This was the first year for Wilderness under the new management of Festival Republic and it was clear that there are some teething problems to get through going by some of the feedback on social media. It must be hard to organise and put on a festival in the post Brexit and (hopefully) late Covid period but they made a good fist of it.
The festival has always been more Talking Heads ‘I’m wearing fur pajamas’ wild than Bow Wow Wow’s ‘Wild In The Country’ & leaving it all behind (You’re showing your age! Ed). There was plenty of boho glamour on show as usual, glitter, velvet coats, elaborate headpieces or, as is also a Wilderness feature, no clothes at all.
After almost two years of shutdown and no gigs, it was joy to celebrate. Loyle Carner, headlining the Friday, enjoyed playing again but said that he envied the thrill of being down in the crowd.
Saturday was the day of the downpour but it didn’t dampen people’s enthusiasm to get out and enjoy themselves. Some ran for cover but others would not be stopped and just kept on dancing in the monsoon.
The headliner that evening was Jamie XX who played a great set. He followed Bicep though and it seemed a strange line-up choice to have four hours of watching guys standing in front of consoles. The young crowd loved it though. As did the actor Toby Jones who was down at the barrier at the front of the crowd.
Toby Jones had also been part of the troupe reading Letters Live earlier in the day. Now a staple of the festival, the letters were funny, inspiring and moving. Amanda Abbington able to channel Marge Simpson in a letter to Barbara Bush being one highlight.
On Sunday, Simon Amstell tried out some new material at The Forum for his forthcoming tour ‘Spirit Hole’. Simon was his usual disarmingly frank self which led to some very uncomfortable moments for those in the tent with young families. If you get the chance to go and see him, you should, but do not take young children. Unless they find routines about Berlin sex clubs very funny. Then, by all means…
Sunday began to close out with veteran reggae DJ David Rodigan giving a potted history of that genre via an orchestra and special guests, including Bitty McLean (more music references from last century, kids!).

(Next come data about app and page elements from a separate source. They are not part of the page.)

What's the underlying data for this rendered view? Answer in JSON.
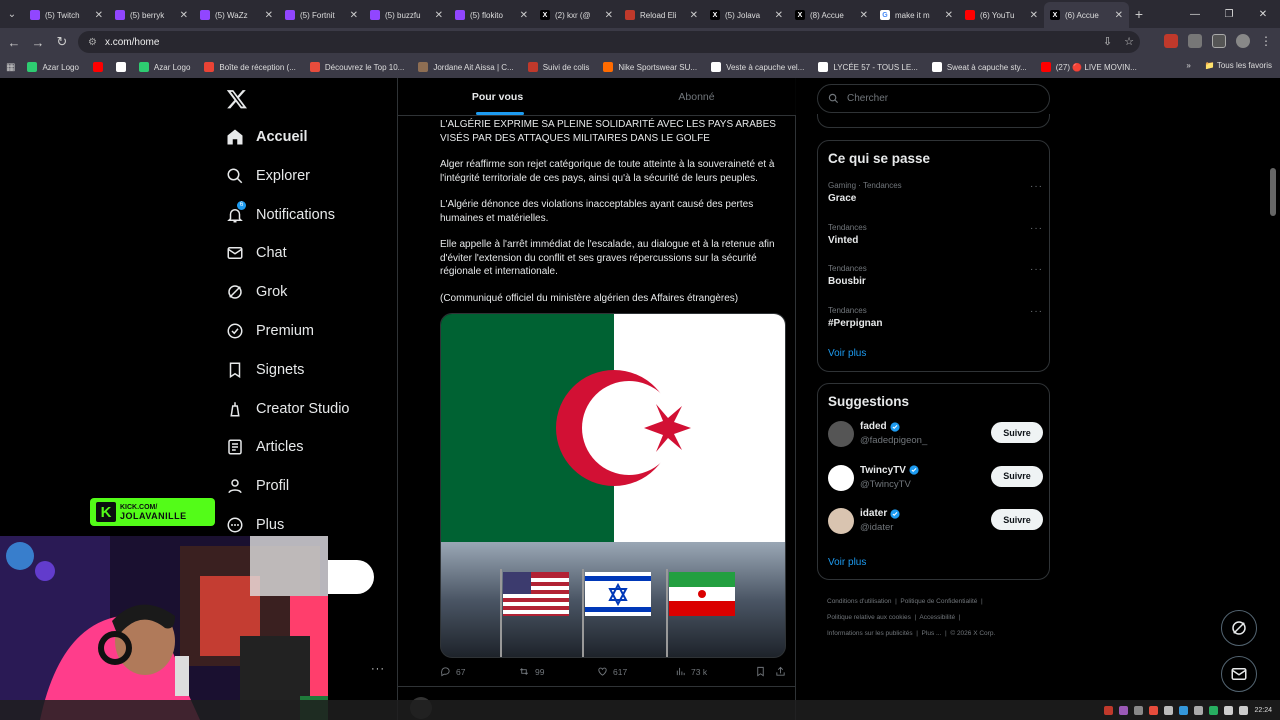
{
  "browser": {
    "tabs": [
      {
        "title": "(5) Twitch",
        "color": "#9146ff",
        "glyph": ""
      },
      {
        "title": "(5) berryk",
        "color": "#9146ff",
        "glyph": ""
      },
      {
        "title": "(5) WaZz",
        "color": "#9146ff",
        "glyph": ""
      },
      {
        "title": "(5) Fortnit",
        "color": "#9146ff",
        "glyph": ""
      },
      {
        "title": "(5) buzzfu",
        "color": "#9146ff",
        "glyph": ""
      },
      {
        "title": "(5) flokito",
        "color": "#9146ff",
        "glyph": ""
      },
      {
        "title": "(2) kxr (@",
        "color": "#000000",
        "glyph": "X"
      },
      {
        "title": "Reload Eli",
        "color": "#c0392b",
        "glyph": ""
      },
      {
        "title": "(5) Jolava",
        "color": "#000000",
        "glyph": "X"
      },
      {
        "title": "(8) Accue",
        "color": "#000000",
        "glyph": "X"
      },
      {
        "title": "make it m",
        "color": "#ffffff",
        "glyph": "G"
      },
      {
        "title": "(6) YouTu",
        "color": "#ff0000",
        "glyph": ""
      },
      {
        "title": "(6) Accue",
        "color": "#000000",
        "glyph": "X"
      }
    ],
    "url": "x.com/home",
    "bookmarks": [
      {
        "label": "Azar Logo",
        "color": "#2ecc71"
      },
      {
        "label": "",
        "color": "#ff0000"
      },
      {
        "label": "",
        "color": "#ffffff"
      },
      {
        "label": "Azar Logo",
        "color": "#2ecc71"
      },
      {
        "label": "Boîte de réception (...",
        "color": "#ea4335"
      },
      {
        "label": "Découvrez le Top 10...",
        "color": "#e74c3c"
      },
      {
        "label": "Jordane Ait Aissa | C...",
        "color": "#8e6e53"
      },
      {
        "label": "Suivi de colis",
        "color": "#c0392b"
      },
      {
        "label": "Nike Sportswear SU...",
        "color": "#ff6b00"
      },
      {
        "label": "Veste à capuche vel...",
        "color": "#ffffff"
      },
      {
        "label": "LYCÉE 57 - TOUS LE...",
        "color": "#ffffff"
      },
      {
        "label": "Sweat à capuche sty...",
        "color": "#ffffff"
      },
      {
        "label": "(27) 🔴 LIVE MOVIN...",
        "color": "#ff0000"
      }
    ],
    "bookmarks_all": "Tous les favoris"
  },
  "nav": {
    "items": [
      {
        "label": "Accueil",
        "icon": "home-icon"
      },
      {
        "label": "Explorer",
        "icon": "search-icon"
      },
      {
        "label": "Notifications",
        "icon": "bell-icon"
      },
      {
        "label": "Chat",
        "icon": "mail-icon"
      },
      {
        "label": "Grok",
        "icon": "grok-icon"
      },
      {
        "label": "Premium",
        "icon": "premium-icon"
      },
      {
        "label": "Signets",
        "icon": "bookmark-icon"
      },
      {
        "label": "Creator Studio",
        "icon": "creator-icon"
      },
      {
        "label": "Articles",
        "icon": "articles-icon"
      },
      {
        "label": "Profil",
        "icon": "profile-icon"
      },
      {
        "label": "Plus",
        "icon": "more-icon"
      }
    ],
    "notif_badge": "6"
  },
  "feed": {
    "tabs": [
      "Pour vous",
      "Abonné"
    ],
    "tweet": {
      "paragraphs": [
        "L'ALGÉRIE EXPRIME SA PLEINE SOLIDARITÉ AVEC LES PAYS ARABES VISÉS PAR DES ATTAQUES MILITAIRES DANS LE GOLFE",
        "Alger réaffirme son rejet catégorique de toute atteinte à la souveraineté et à l'intégrité territoriale de ces pays, ainsi qu'à la sécurité de leurs peuples.",
        "L'Algérie dénonce des violations inacceptables ayant causé des pertes humaines et matérielles.",
        "Elle appelle à l'arrêt immédiat de l'escalade, au dialogue et à la retenue afin d'éviter l'extension du conflit et ses graves répercussions sur la sécurité régionale et internationale.",
        "(Communiqué officiel du ministère algérien des Affaires étrangères)"
      ],
      "replies": "67",
      "reposts": "99",
      "likes": "617",
      "views": "73 k"
    }
  },
  "sidebar": {
    "search_placeholder": "Chercher",
    "trends_title": "Ce qui se passe",
    "trends": [
      {
        "meta": "Gaming · Tendances",
        "name": "Grace"
      },
      {
        "meta": "Tendances",
        "name": "Vinted"
      },
      {
        "meta": "Tendances",
        "name": "Bousbir"
      },
      {
        "meta": "Tendances",
        "name": "#Perpignan"
      }
    ],
    "trends_more": "Voir plus",
    "suggestions_title": "Suggestions",
    "suggestions": [
      {
        "name": "faded",
        "handle": "@fadedpigeon_",
        "button": "Suivre",
        "avatar_color": "#555555"
      },
      {
        "name": "TwincyTV",
        "handle": "@TwincyTV",
        "button": "Suivre",
        "avatar_color": "#ffffff"
      },
      {
        "name": "idater",
        "handle": "@idater",
        "button": "Suivre",
        "avatar_color": "#d9c4b0"
      }
    ],
    "suggestions_more": "Voir plus",
    "footer": [
      "Conditions d'utilisation",
      "Politique de Confidentialité",
      "Politique relative aux cookies",
      "Accessibilité",
      "Informations sur les publicités",
      "Plus ...",
      "© 2026 X Corp."
    ]
  },
  "overlay": {
    "kick_line1": "KICK.COM/",
    "kick_line2": "JOLAVANILLE"
  },
  "taskbar": {
    "time": "22:24"
  },
  "colors": {
    "accent": "#1d9bf0",
    "kick": "#53fc18"
  }
}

The crowd were jumping after this and lapped up the closers, Rudimental. Call me old fashioned (We will after all those musical references. Ed) but for me this is what a festival needs. Dynamic, high octane headliners who know how to put on a show. Great tunes, tight musicians and a bit of rebellion. After being told at the end of their set that they could not do another song, frontman Locksmith tells the adoring crowd they are going to do one anyway. They fire up again and literal fireworks go off, rockets exploding above us as the crowd and Rudimental go wild.
Just what the doctor ordered.